Caged Bird, Alicia Keys
I know why the caged bird sings; Only joy comes from song; She’s so rare and beautiful to others; Why not just set her free…
On her debut album, Alicia Keys penned homage to Maya Angelou’s debut autobiography, I Know Why The Caged Bird Sings. It’s interesting to note that Keys was around the same age that Angelou ends the first of her autobiographical series. In this state of becoming woman, the caged bird seems to be a timeless analogy.
Do For Love, Tupac
My heart is sayin’ leave, oh what a tangle web we weave/ when we conspire to conceive…
It’s simply a matter of time before Tupac is listed with literary giants such as Shakespeare, Walt Whitman, and Sir Walter Scott, whose poem “Marmion”, Tupac references in Do For Love. A literary and political buff (like Scott), Tupac’s discography and lyrical prowess reflects the impact many of these literary artists have had on what will be his legacy, raising up the voices of the silent. Also, let’s not forget his Niccolò Machiavelli inspired alias, Makaveli, which was a result of reading The Prince. (see why I will always refer to The Prince as that damn book)
100% Dundee, The Roots
Globe traveling, throwing your verse like a javelin; Things Fall Apart, and MCs unraveling…
This entire album is a hat tip to Chinua Achebe’s novel Things Fall Apart, and Black Thought is no stranger to literary references. If you’ll remember the publishing of a censored version of The Adventures of Huckleberry Finn, Black Thought referenced the hypocrisy of replacing the n-word in the novel with “slave” because *clears throat* it was awkward… for the teachers. Black thought freestyled, “You best keep a weapon like a shirt tail, tucked in, ’cause I’m taking n*ggas out like Huck Finn.” Really though, the whole damn freestyle is an ode to American literature. Take a listen…
Willie Burke Sherwood, Killer Mike
So I convinced myself it was better to be Jack in Lord of the Flies; It’s a book I read, books I read, ’cause I’m addicted to literature…
This autobiographical track references The Lord of the Flies by William Golding a story about kids going in different directions. Killer Mike goes on to say, “Ain’t no room for the civilized; When the wild men rumble in the jungle; And that’s why Simon and Piggy died; Ralph survives, but he lives changed.” A true testament to the decisions kids have to make in a world designed against their survival.
Just Begun, Jay Electronica feat. Talib Kweli

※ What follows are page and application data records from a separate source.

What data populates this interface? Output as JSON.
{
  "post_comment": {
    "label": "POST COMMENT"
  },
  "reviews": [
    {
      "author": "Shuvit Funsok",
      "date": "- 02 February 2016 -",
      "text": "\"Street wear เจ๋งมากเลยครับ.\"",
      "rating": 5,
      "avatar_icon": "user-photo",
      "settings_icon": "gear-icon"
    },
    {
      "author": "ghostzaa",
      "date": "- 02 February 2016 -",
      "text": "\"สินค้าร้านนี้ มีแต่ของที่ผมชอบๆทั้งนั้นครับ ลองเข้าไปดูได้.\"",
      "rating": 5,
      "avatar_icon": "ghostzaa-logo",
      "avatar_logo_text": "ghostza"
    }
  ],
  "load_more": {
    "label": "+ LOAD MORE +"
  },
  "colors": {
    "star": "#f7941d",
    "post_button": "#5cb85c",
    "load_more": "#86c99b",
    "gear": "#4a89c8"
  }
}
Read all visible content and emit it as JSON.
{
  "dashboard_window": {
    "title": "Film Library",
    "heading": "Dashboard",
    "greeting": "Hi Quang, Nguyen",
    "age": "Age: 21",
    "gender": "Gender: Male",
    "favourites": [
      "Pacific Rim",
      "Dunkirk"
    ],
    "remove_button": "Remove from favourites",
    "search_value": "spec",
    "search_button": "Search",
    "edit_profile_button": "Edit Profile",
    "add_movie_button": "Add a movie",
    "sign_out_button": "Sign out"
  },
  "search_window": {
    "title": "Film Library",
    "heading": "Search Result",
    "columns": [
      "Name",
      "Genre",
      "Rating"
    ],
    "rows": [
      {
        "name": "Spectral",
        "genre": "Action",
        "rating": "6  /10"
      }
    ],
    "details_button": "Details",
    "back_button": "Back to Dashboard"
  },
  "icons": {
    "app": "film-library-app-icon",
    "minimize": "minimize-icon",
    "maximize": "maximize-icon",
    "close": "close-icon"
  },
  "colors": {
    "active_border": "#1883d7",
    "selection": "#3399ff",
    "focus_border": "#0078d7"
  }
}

They snitching like Donnie Brasco, I’m counting like Monte Cristo; The ghetto full of betrayal like Iago and Othello
Not only does Kweli begin the track with a nod to the eReader that has revolutionized reading, the literary double kick that follows is remarkable. His reference to Alexander Dumas then Shakespeare…yes, yes y’all.
The Manifesto, Talib Kweli
We all miss you, what your mind gone fishin’ like Walter Mosley?
Okay Kweli! Not one to miss an opportunity to drop some literary knowledge, this hat tip to Mosley may or may not have some hidden meaning, but I haven’t read the Easy Rawlins series yet (I know, I know) to know what it could be. Any takers?
Ms. Hill, Talib Kweli
She used to love to buy the books by Octavia Butler
Parable of the Sower, the main character’s name was Lauren
What the album did for black girls’ souls was so important
Now you’re just showing off, sir. But this ode to Lauryn Hill is an ode to all black girls. Octavia Butler’s work and Hip Hop have some strong parallels, especially in regards to survival, and naturally, Kweli would be the one to bring that to our attention.
You know what we never hear about…what rappers are reading. As much as hip hop gets a bad rap, it’s clear that literature has played a huge role in the craft of many MCs. We should talk more about the books that have inspired some of the great lyricists of our day.
Want more good stuff? Subscribe to our email list for a weekly email with the best articles and videos featuring Black culture.